Your assignment -
The response must match the data below exactly, line for line.

Listed entries -
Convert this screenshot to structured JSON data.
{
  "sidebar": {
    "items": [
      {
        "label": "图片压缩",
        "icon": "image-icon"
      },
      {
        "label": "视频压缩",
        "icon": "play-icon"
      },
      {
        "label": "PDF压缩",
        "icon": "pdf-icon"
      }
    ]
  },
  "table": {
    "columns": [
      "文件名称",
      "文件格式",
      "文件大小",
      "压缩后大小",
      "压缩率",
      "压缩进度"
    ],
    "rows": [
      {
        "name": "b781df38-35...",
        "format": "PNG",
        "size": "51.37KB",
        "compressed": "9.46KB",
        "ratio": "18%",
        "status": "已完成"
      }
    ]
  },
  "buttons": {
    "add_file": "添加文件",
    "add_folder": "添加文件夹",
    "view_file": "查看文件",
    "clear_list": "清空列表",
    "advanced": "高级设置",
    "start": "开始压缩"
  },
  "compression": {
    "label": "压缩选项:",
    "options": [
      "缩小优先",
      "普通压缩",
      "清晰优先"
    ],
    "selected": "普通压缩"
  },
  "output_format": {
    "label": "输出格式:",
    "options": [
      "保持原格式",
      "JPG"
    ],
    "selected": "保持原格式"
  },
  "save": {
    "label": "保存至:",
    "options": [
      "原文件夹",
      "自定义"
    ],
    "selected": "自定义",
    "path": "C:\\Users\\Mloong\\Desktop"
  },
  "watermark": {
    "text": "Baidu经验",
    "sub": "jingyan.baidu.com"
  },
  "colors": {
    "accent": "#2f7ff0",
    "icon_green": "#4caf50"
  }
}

Answer to the problem -
Convert this screenshot to structured JSON data.
{
  "sidebar": {
    "items": [
      {
        "label": "图片压缩",
        "icon": "image-icon"
      },
      {
        "label": "视频压缩",
        "icon": "play-icon"
      },
      {
        "label": "PDF压缩",
        "icon": "pdf-icon"
      }
    ]
  },
  "table": {
    "columns": [
      "文件名称",
      "文件格式",
      "文件大小",
      "压缩后大小",
      "压缩率",
      "压缩进度"
    ],
    "rows": [
      {
        "name": "b781df38-35...",
        "format": "PNG",
        "size": "51.37KB",
        "compressed": "9.46KB",
        "ratio": "18%",
        "status": "已完成"
      }
    ]
  },
  "buttons": {
    "add_file": "添加文件",
    "add_folder": "添加文件夹",
    "view_file": "查看文件",
    "clear_list": "清空列表",
    "advanced": "高级设置",
    "start": "开始压缩"
  },
  "compression": {
    "label": "压缩选项:",
    "options": [
      "缩小优先",
      "普通压缩",
      "清晰优先"
    ],
    "selected": "普通压缩"
  },
  "output_format": {
    "label": "输出格式:",
    "options": [
      "保持原格式",
      "JPG"
    ],
    "selected": "保持原格式"
  },
  "save": {
    "label": "保存至:",
    "options": [
      "原文件夹",
      "自定义"
    ],
    "selected": "自定义",
    "path": "C:\\Users\\Mloong\\Desktop"
  },
  "watermark": {
    "text": "Baidu经验",
    "sub": "jingyan.baidu.com"
  },
  "colors": {
    "accent": "#2f7ff0",
    "icon_green": "#4caf50"
  }
}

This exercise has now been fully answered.